Using LeakDiag to Debug Unmanaged Memory Leaks
December 11th, 2005

I have been getting quite a few google hits for search strings like this:

unmanaged memory leaks windbg

It’s the second-most-common combination of search terms, trailing “hank goldberg picks” by a hell of a lot. I don’t think the searches are coming from the same demographic. Anyway, I thought I would write up one of the easiest techniques that I’m aware of for debugging a memory leak in unmanaged code. This one doesn’t touch WinDbg, but rather uses a few other Microsoft PSS tools specifically built for this purpose.

For this example, I fired up the MFC wizard and created a new scratch application. To that I added some logic to leak roughly 2K of memory every tenth of a second.

    #include <vector>
    using namespace std;
    BEGIN_MESSAGE_MAP(CMainFrame, CFrameWnd)
    // Incredibly stupid memory leak
    void CMainFrame::OnTimer(UINT_PTR nIDEvent)
        vector<int>* pvec = new vector<int>();
        for(int i = 0; i < 500; i++)
    int CMainFrame::OnCreate(LPCREATESTRUCT lpCreateStruct)
        // ...
        this->SetTimer(1, 100, NULL);


Supposing we had not done this on purpose, it would be clear from looking at the process in Perfmon that we were dealing with a memory leak. The Private Bytes counter for this process grows steadily while the application is doing nothing in particular.

An unmanaged memory leak at work in perfmon

The tools that we’ll be using to look at this problem are LeakDiag, LDParser, and LDGrapher. You can download them all from (LeakDiag and LDParser are bundled together).

After opening the problem application, start LeakDiag.exe. In Tools->Options, we want to increase the stack depth to the maximum (32). The reason for this is because in an application written in any medium to high level language you are typically pretty far from the actual call to malloc when you are leaking memory.
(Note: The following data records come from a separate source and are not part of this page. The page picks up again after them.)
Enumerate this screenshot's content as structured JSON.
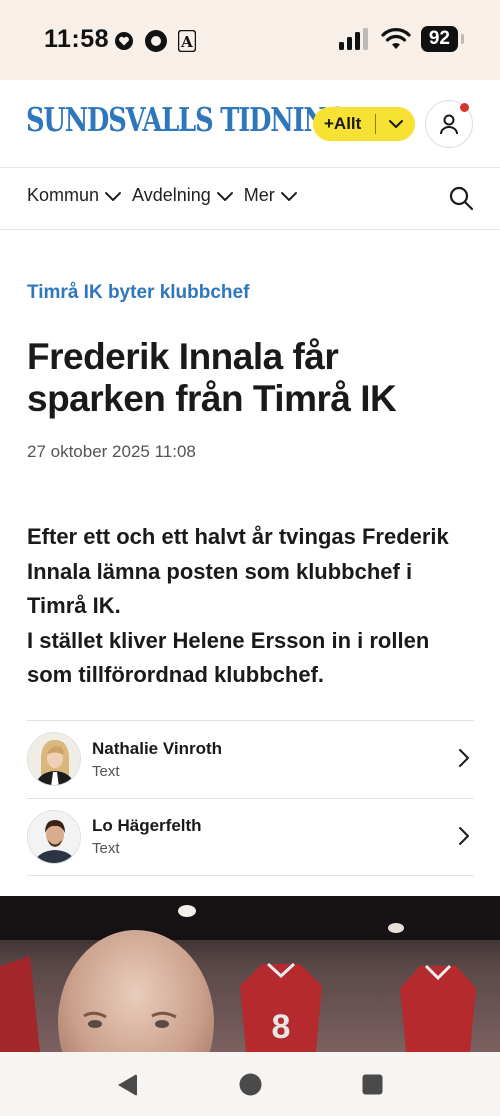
{
  "status_bar": {
    "time": "11:58",
    "battery": "92"
  },
  "header": {
    "logo": "SUNDSVALLS TIDNING",
    "plus_label": "+Allt"
  },
  "nav": {
    "items": [
      {
        "label": "Kommun"
      },
      {
        "label": "Avdelning"
      },
      {
        "label": "Mer"
      }
    ]
  },
  "article": {
    "kicker": "Timrå IK byter klubbchef",
    "headline": "Frederik Innala får sparken från Timrå IK",
    "timestamp": "27 oktober 2025 11:08",
    "lead_1": "Efter ett och ett halvt år tvingas Frederik Innala lämna posten som klubbchef i Timrå IK.",
    "lead_2": "I stället kliver Helene Ersson in i rollen som tillförordnad klubbchef."
  },
  "authors": [
    {
      "name": "Nathalie Vinroth",
      "role": "Text"
    },
    {
      "name": "Lo Hägerfelth",
      "role": "Text"
    }
  ],
  "colors": {
    "brand_blue": "#2f77bd",
    "plus_yellow": "#f7e233",
    "notification_red": "#d9342b"
  }
}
LeakDiag options

There are a few options available (on the main dialog) for the specific allocator to monitor. Several may generate hits for the same leak (The CRT malloc will ultimately call the NT APIs, for example), but try to pick the one that most describes your application. Click Start and create a few logs as the leak manifests itself. In the MFC application I wrote, the leak is occurring constantly. Your application may need to run for many hours before you can get any worthwhile data.


After doing this, you can use the LDParser application to open up one of the log files. You’ll see something like this:


The upper-right pane is a list of unique stack traces when the specified allocator was invoked. The list should be sorted by the total amount of data allocated by each. The bottom pane shows the stack trace for the active stack ID. In my case, the stack allocating the most memory is my intentional leak (notice that CMainFrame::OnTimer is in frame ten).

If your situation is more complicated than mine, as it almost certainly will be, there is one other tool you should be aware of. LDGrapher can take a set of logs generated by LeakDiag and generate a set of graphs of allocations over time. Here is the output of my application over a few minutes:


Each stack ID is represented by a line on the graph. Hopefully, this will help some of you debugging unmanaged memory leaks.